The problem: What is needed is an exact copy of the records below, with the pictures left out.

[[ Data provided, beginning ]]

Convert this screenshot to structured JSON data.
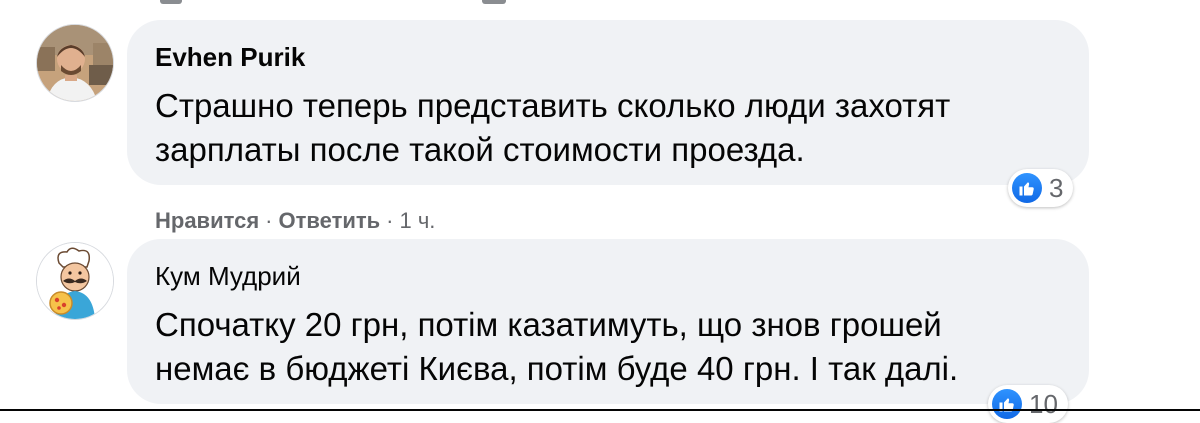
{
  "comments": [
    {
      "author": "Evhen Purik",
      "text_lines": [
        "Страшно теперь представить сколько люди захотят",
        "зарплаты после такой стоимости проезда."
      ],
      "reaction_count": "3",
      "actions": {
        "like": "Нравится",
        "reply": "Ответить",
        "separator": "·",
        "time": "1 ч."
      }
    },
    {
      "author": "Кум Мудрий",
      "text_lines": [
        "Спочатку 20 грн, потім казатимуть, що знов грошей",
        "немає в бюджеті Києва, потім буде 40 грн. І так далі."
      ],
      "reaction_count": "10"
    }
  ],
  "icons": {
    "reaction": "like-icon",
    "reaction_color": "#1877f2"
  },
  "colors": {
    "bubble": "#f0f2f5",
    "text": "#050505",
    "muted": "#65676b"
  }
}
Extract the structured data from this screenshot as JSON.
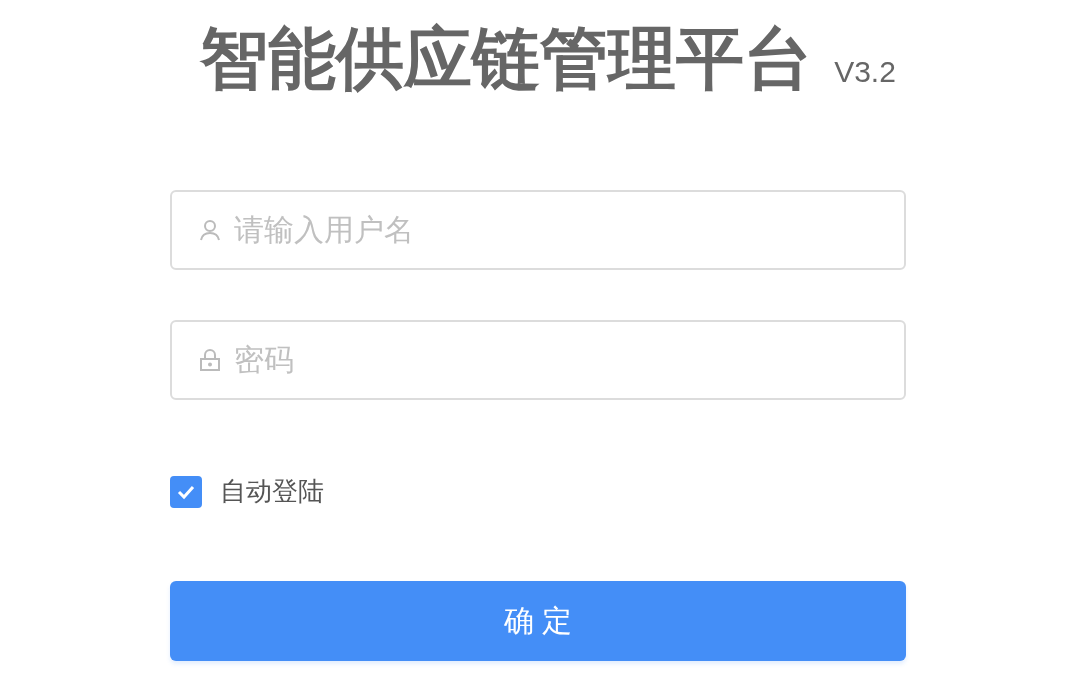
{
  "header": {
    "title": "智能供应链管理平台",
    "version": "V3.2"
  },
  "form": {
    "username": {
      "placeholder": "请输入用户名"
    },
    "password": {
      "placeholder": "密码"
    },
    "auto_login": {
      "label": "自动登陆",
      "checked": true
    },
    "submit": {
      "label": "确 定"
    }
  }
}
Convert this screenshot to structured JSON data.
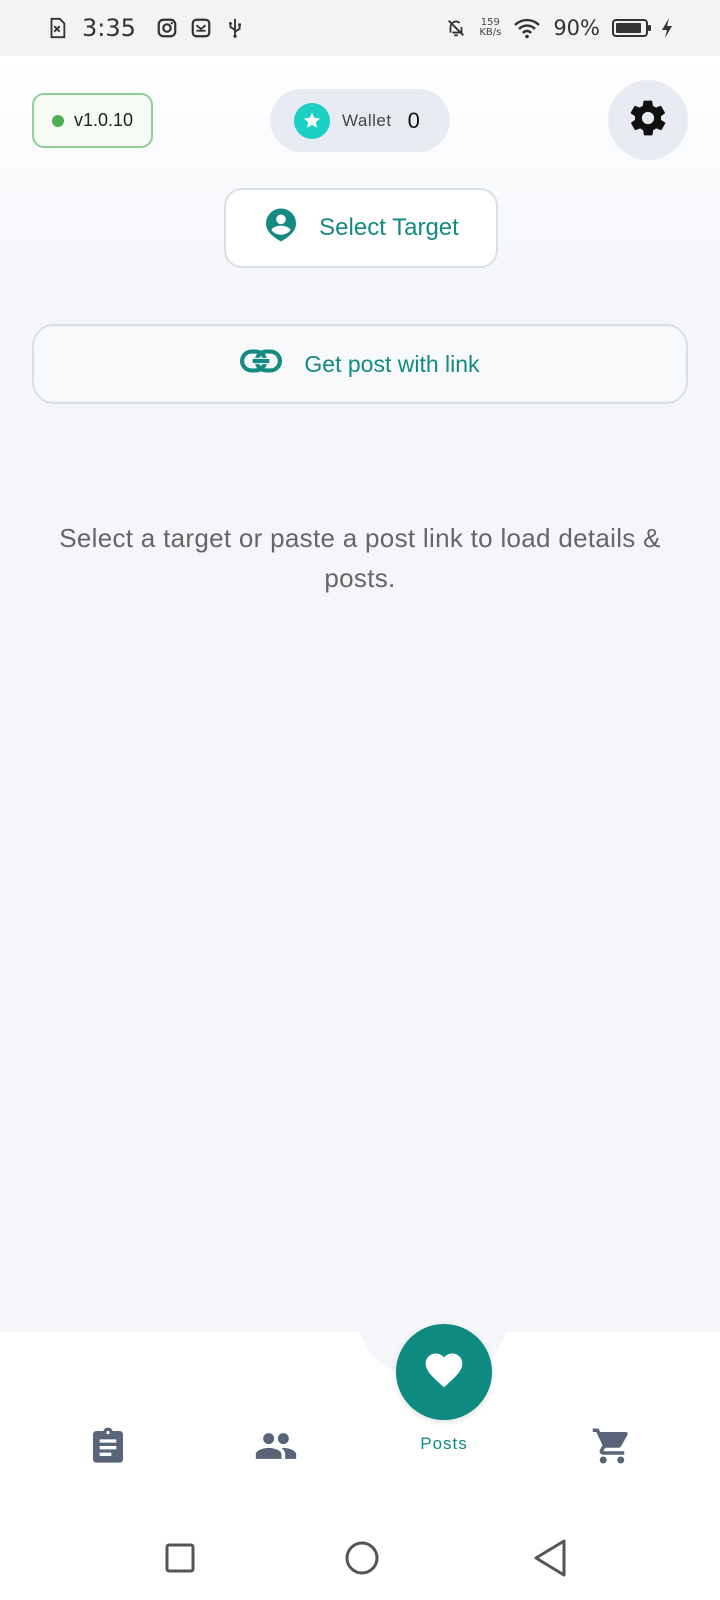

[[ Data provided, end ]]

Response below:
Convert this screenshot to structured JSON data.
{
  "comments": [
    {
      "author": "Evhen Purik",
      "text_lines": [
        "Страшно теперь представить сколько люди захотят",
        "зарплаты после такой стоимости проезда."
      ],
      "reaction_count": "3",
      "actions": {
        "like": "Нравится",
        "reply": "Ответить",
        "separator": "·",
        "time": "1 ч."
      }
    },
    {
      "author": "Кум Мудрий",
      "text_lines": [
        "Спочатку 20 грн, потім казатимуть, що знов грошей",
        "немає в бюджеті Києва, потім буде 40 грн. І так далі."
      ],
      "reaction_count": "10"
    }
  ],
  "icons": {
    "reaction": "like-icon",
    "reaction_color": "#1877f2"
  },
  "colors": {
    "bubble": "#f0f2f5",
    "text": "#050505",
    "muted": "#65676b"
  }
}
Extract the structured data from this screenshot as JSON.
{
  "header": {
    "title": "智能供应链管理平台",
    "version": "V3.2"
  },
  "form": {
    "username": {
      "placeholder": "请输入用户名"
    },
    "password": {
      "placeholder": "密码"
    },
    "auto_login": {
      "label": "自动登陆",
      "checked": true
    },
    "submit": {
      "label": "确 定"
    }
  }
}
Convert this screenshot to structured JSON data.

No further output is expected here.